Posted by Rami Radi,
Jul 04, 2012
On 16 July, Google will introduce its first interactive TV service into the UK television market as Google TV is finally made available to British consumers, nearly 2 years after its launch in the US.
The £200 voice-controlled gadget, in partnership with Sony, will offer web-connected TV allowing the user to surf the internet, watch videos and play games with its motion-controlled remote.
The device is based on Google’s Android software for smartphones and will let viewers switch between popular online applications such as Facebook and Twitter while watching live TV. The service will give access to thousands of Android apps including 150 optimised for television, as well as access to BBC iPlayer, YouTube and hundreds of thousands of films. Android phone users will be able to use their handsets as a remote control for the new box and the service will also be built into Sony Blu-Ray players from October.
More TV apps will soon be made available as other ‘Smart-TV’ devices enter the market. Samsung, LG and, most notably, Apple all plan to enter an area of the entertainment market not yet revolutionised by the internet, with Google hoping to capitalise on Apple’s delay in launching their own Smart TV.
Reception in the U.S.
Earlier versions of Google’s TV service struggled in the US, where it launched in October 2010. Logitech, a partner, reportedly lost $100m after producing one of the first Google TV devices – a set-top box – and launching it at Christmas 2010. During one quarter, more boxes were returned than sold and the company later pulled out.
The continued refusal by major US cable companies to permit access to their programming via Google TV undoubtedly had a devastating effect on the service. And naturally, the absence of these channels makes the experience far less attractive to customers.
A crowded living room
However, there were other destructive forces involved that contributed to the lack of Google TV adoption. I feel the prospect of investing in yet another set-top box to place under the TV, in an already crowded living room, is partly to blame for this lack of initial interest. Also, dual screening has become such an integral part of how we watch TV and viewers generally interact with programmes via phones, tablets and laptops, instead of overlaying content directly on to the screen itself. And these mobile devices are so widely used it might suggest there isn’t the requirement to access the internet via your TV, not to mention the inconvenience for anyone else trying to watch at the same time!

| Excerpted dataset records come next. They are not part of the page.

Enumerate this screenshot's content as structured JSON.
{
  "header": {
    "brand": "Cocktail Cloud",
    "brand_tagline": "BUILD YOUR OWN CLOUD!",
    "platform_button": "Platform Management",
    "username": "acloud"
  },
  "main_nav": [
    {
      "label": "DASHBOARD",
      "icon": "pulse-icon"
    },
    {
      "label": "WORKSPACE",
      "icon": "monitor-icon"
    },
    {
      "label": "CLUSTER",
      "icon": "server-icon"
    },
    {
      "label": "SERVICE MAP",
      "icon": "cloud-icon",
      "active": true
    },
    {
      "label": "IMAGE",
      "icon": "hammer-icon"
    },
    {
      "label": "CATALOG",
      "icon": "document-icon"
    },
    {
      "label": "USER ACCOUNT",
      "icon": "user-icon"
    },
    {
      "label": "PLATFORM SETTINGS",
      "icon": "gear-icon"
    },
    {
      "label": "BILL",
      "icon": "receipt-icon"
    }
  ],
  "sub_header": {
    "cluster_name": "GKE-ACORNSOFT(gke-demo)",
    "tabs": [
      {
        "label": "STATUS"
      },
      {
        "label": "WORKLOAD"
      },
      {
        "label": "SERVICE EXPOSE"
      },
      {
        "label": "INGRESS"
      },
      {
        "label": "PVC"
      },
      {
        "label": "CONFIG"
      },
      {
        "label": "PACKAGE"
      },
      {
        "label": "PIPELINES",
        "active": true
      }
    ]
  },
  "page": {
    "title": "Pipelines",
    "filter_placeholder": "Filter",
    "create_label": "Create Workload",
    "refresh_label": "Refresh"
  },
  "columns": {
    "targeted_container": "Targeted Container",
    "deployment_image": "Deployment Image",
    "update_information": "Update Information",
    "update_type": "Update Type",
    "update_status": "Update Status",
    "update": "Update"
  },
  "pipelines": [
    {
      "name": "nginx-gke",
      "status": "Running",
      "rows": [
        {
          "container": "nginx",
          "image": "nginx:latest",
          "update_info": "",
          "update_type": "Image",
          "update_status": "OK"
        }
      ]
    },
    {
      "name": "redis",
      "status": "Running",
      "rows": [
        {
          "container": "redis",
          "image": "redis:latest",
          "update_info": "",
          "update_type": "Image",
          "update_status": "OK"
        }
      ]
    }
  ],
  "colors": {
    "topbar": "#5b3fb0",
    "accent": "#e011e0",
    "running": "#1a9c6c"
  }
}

Subscription services such as Sky TV and Virgin Media will likely block Google TV from accessing their content, but due to the availability of Freesat and Freeview I expect Google to sidestep many of the obstacles they faced in the US market. Although eventually I’m sure it will become standard practise to access the internet on practically any surface you want, in the immediate future I feel Google TV is a luxury reserved for technology lovers rather than a necessity for the average consumer.